Task instructions
All of the records below need to be written out exactly, but without the pictures.

Records supplied
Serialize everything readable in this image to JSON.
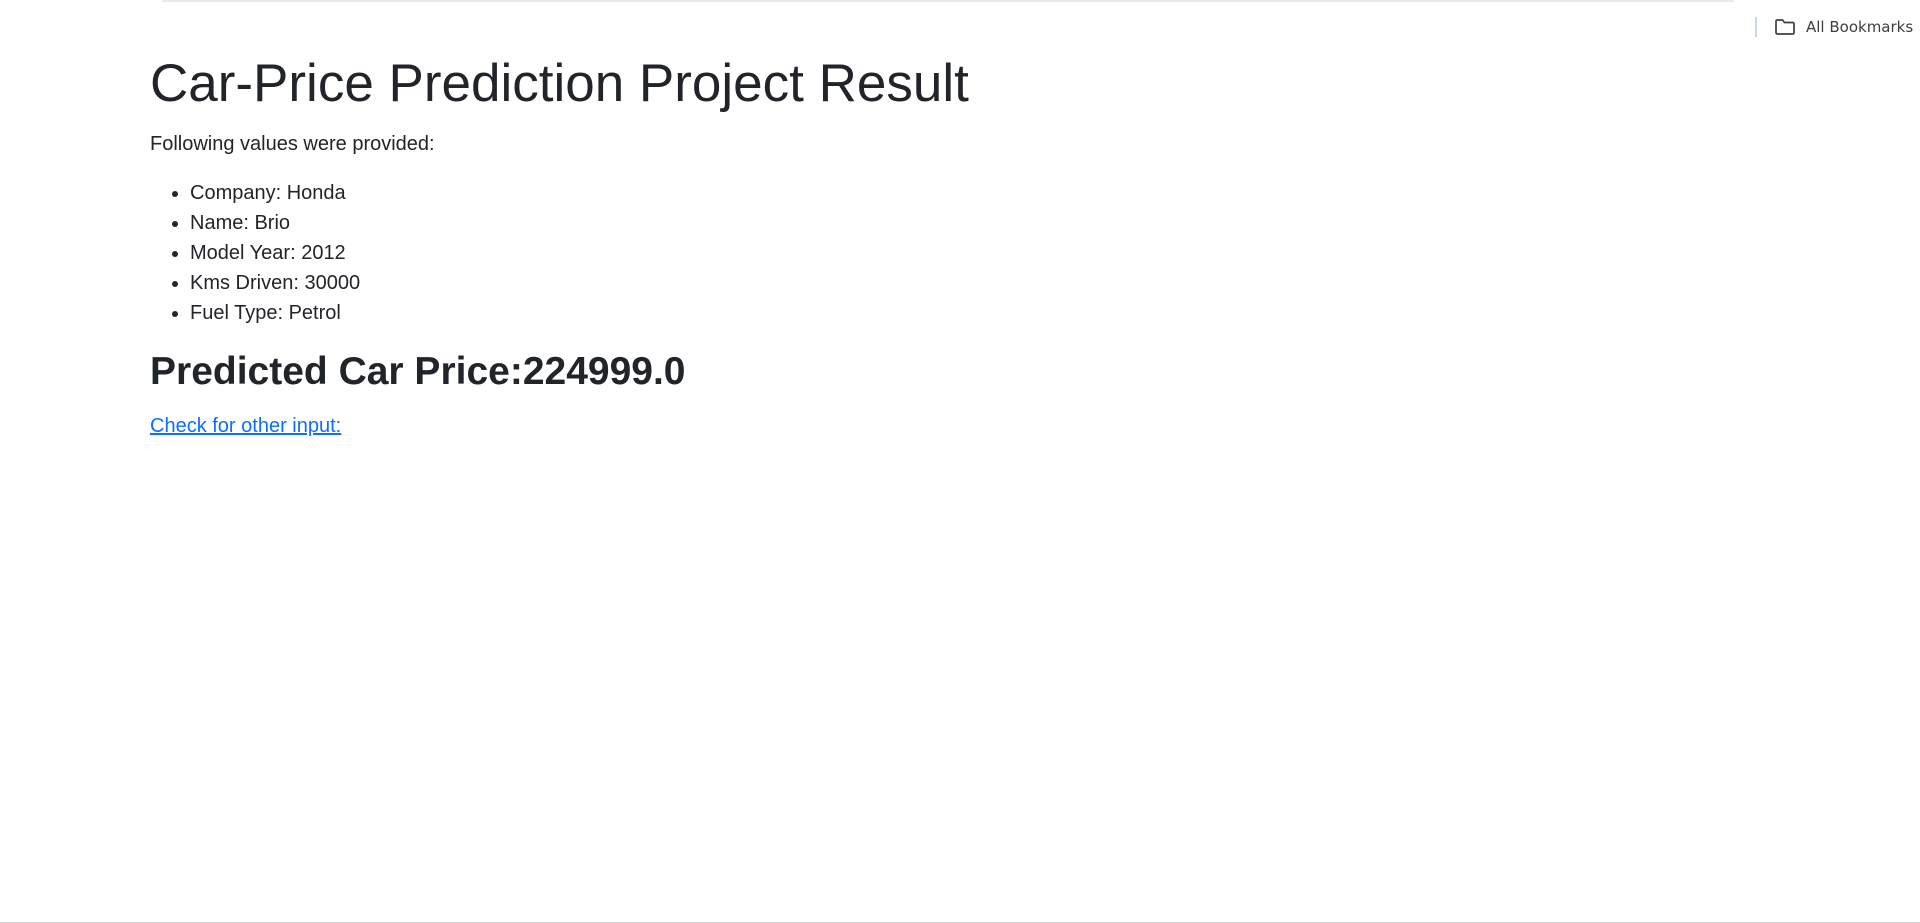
{
  "browser": {
    "bookmarks": {
      "all_bookmarks_label": "All Bookmarks",
      "icon": "folder-icon"
    }
  },
  "page": {
    "title": "Car-Price Prediction Project Result",
    "intro": "Following values were provided:",
    "values": [
      {
        "text": "Company: Honda"
      },
      {
        "text": "Name: Brio"
      },
      {
        "text": "Model Year: 2012"
      },
      {
        "text": "Kms Driven: 30000"
      },
      {
        "text": "Fuel Type: Petrol"
      }
    ],
    "result_heading": "Predicted Car Price:224999.0",
    "other_input_link": "Check for other input:"
  },
  "colors": {
    "text": "#212529",
    "link": "#0d6efd",
    "background": "#ffffff"
  }
}
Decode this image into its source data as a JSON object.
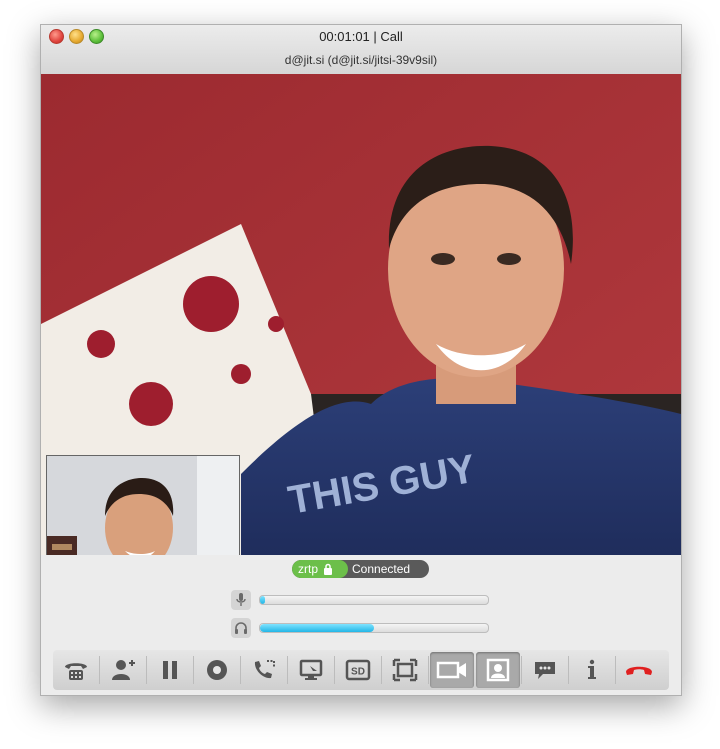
{
  "window": {
    "title": "00:01:01 | Call",
    "subtitle": "d@jit.si (d@jit.si/jitsi-39v9sil)"
  },
  "status": {
    "zrtp_label": "zrtp",
    "state": "Connected",
    "colors": {
      "zrtp": "#6cbf4a",
      "pill": "#5a5a5a"
    }
  },
  "meters": {
    "microphone_level": 0.02,
    "speaker_level": 0.5,
    "fill_color": "#22b6e6"
  },
  "toolbar": {
    "buttons": [
      {
        "icon": "dialpad-phone-icon"
      },
      {
        "icon": "add-participant-icon"
      },
      {
        "icon": "pause-icon"
      },
      {
        "icon": "record-icon"
      },
      {
        "icon": "transfer-call-icon"
      },
      {
        "icon": "desktop-share-icon"
      },
      {
        "icon": "sd-quality-icon"
      },
      {
        "icon": "fullscreen-icon"
      },
      {
        "icon": "video-camera-icon",
        "active": true
      },
      {
        "icon": "local-video-icon",
        "active": true
      },
      {
        "icon": "chat-icon"
      },
      {
        "icon": "info-icon"
      },
      {
        "icon": "hangup-icon"
      }
    ]
  }
}
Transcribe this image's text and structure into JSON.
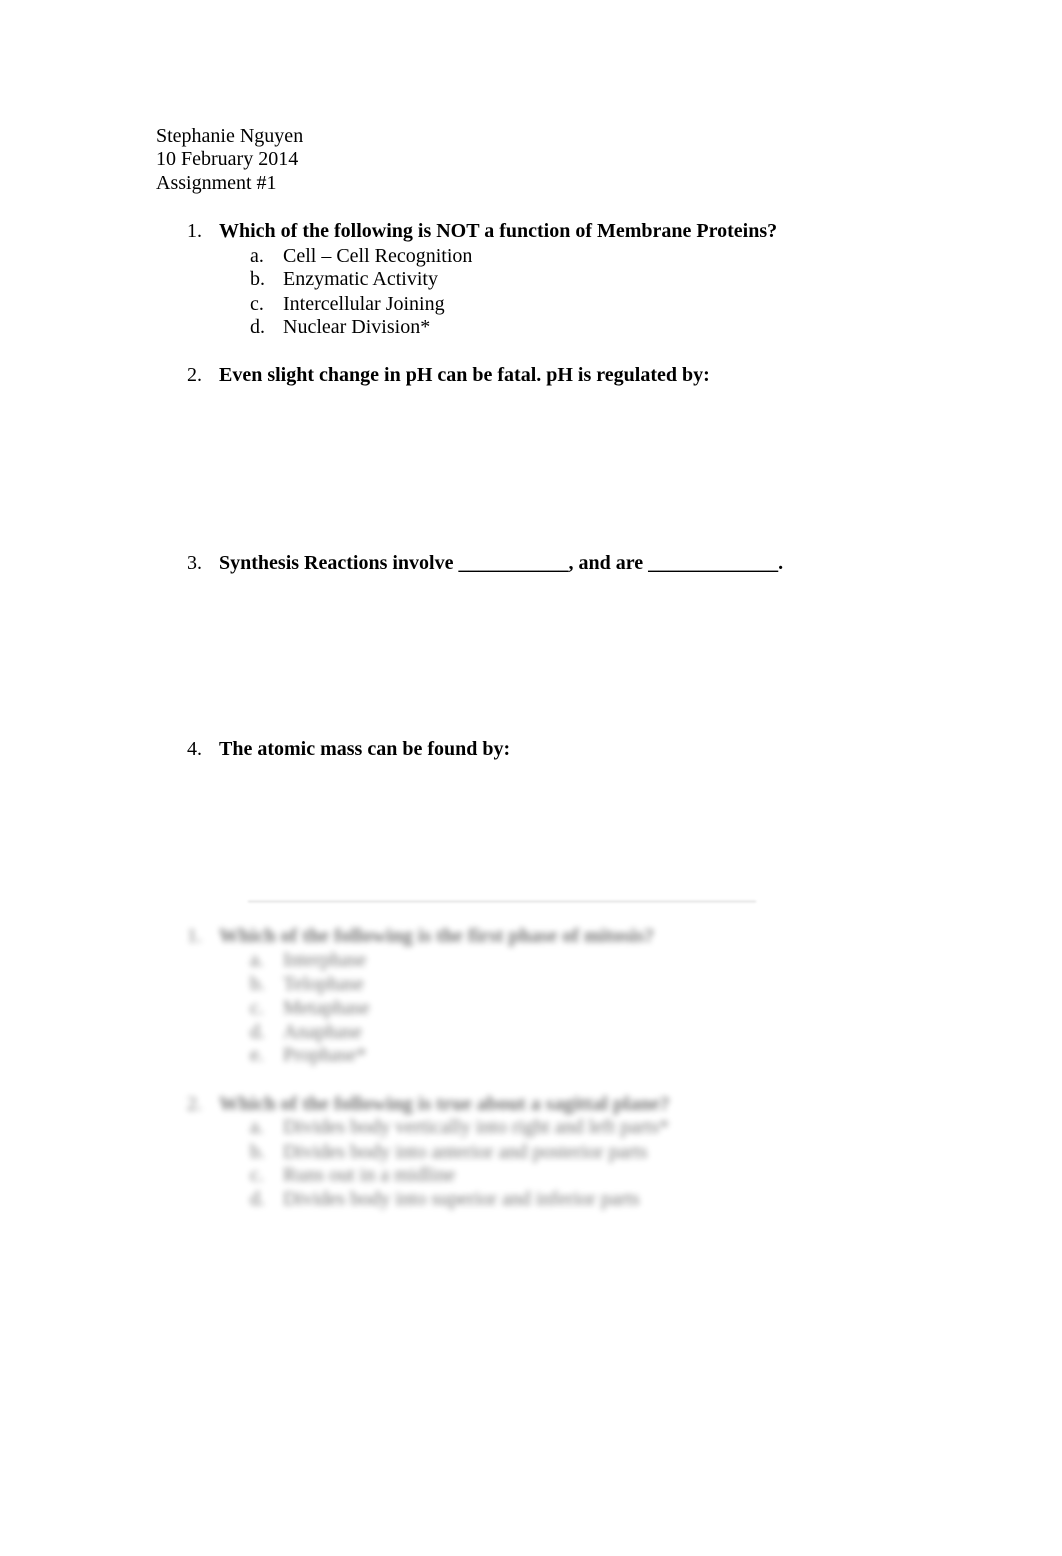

Completed task
Serialize everything readable in this image to JSON.
{
  "browser": {
    "bookmarks": {
      "all_bookmarks_label": "All Bookmarks",
      "icon": "folder-icon"
    }
  },
  "page": {
    "title": "Car-Price Prediction Project Result",
    "intro": "Following values were provided:",
    "values": [
      {
        "text": "Company: Honda"
      },
      {
        "text": "Name: Brio"
      },
      {
        "text": "Model Year: 2012"
      },
      {
        "text": "Kms Driven: 30000"
      },
      {
        "text": "Fuel Type: Petrol"
      }
    ],
    "result_heading": "Predicted Car Price:224999.0",
    "other_input_link": "Check for other input:"
  },
  "colors": {
    "text": "#212529",
    "link": "#0d6efd",
    "background": "#ffffff"
  }
}
Decode this image into its source data as a JSON object.
{
  "window": {
    "title": "00:01:01 | Call",
    "subtitle": "d@jit.si (d@jit.si/jitsi-39v9sil)"
  },
  "status": {
    "zrtp_label": "zrtp",
    "state": "Connected",
    "colors": {
      "zrtp": "#6cbf4a",
      "pill": "#5a5a5a"
    }
  },
  "meters": {
    "microphone_level": 0.02,
    "speaker_level": 0.5,
    "fill_color": "#22b6e6"
  },
  "toolbar": {
    "buttons": [
      {
        "icon": "dialpad-phone-icon"
      },
      {
        "icon": "add-participant-icon"
      },
      {
        "icon": "pause-icon"
      },
      {
        "icon": "record-icon"
      },
      {
        "icon": "transfer-call-icon"
      },
      {
        "icon": "desktop-share-icon"
      },
      {
        "icon": "sd-quality-icon"
      },
      {
        "icon": "fullscreen-icon"
      },
      {
        "icon": "video-camera-icon",
        "active": true
      },
      {
        "icon": "local-video-icon",
        "active": true
      },
      {
        "icon": "chat-icon"
      },
      {
        "icon": "info-icon"
      },
      {
        "icon": "hangup-icon"
      }
    ]
  }
}
Transcribe this image's text and structure into JSON.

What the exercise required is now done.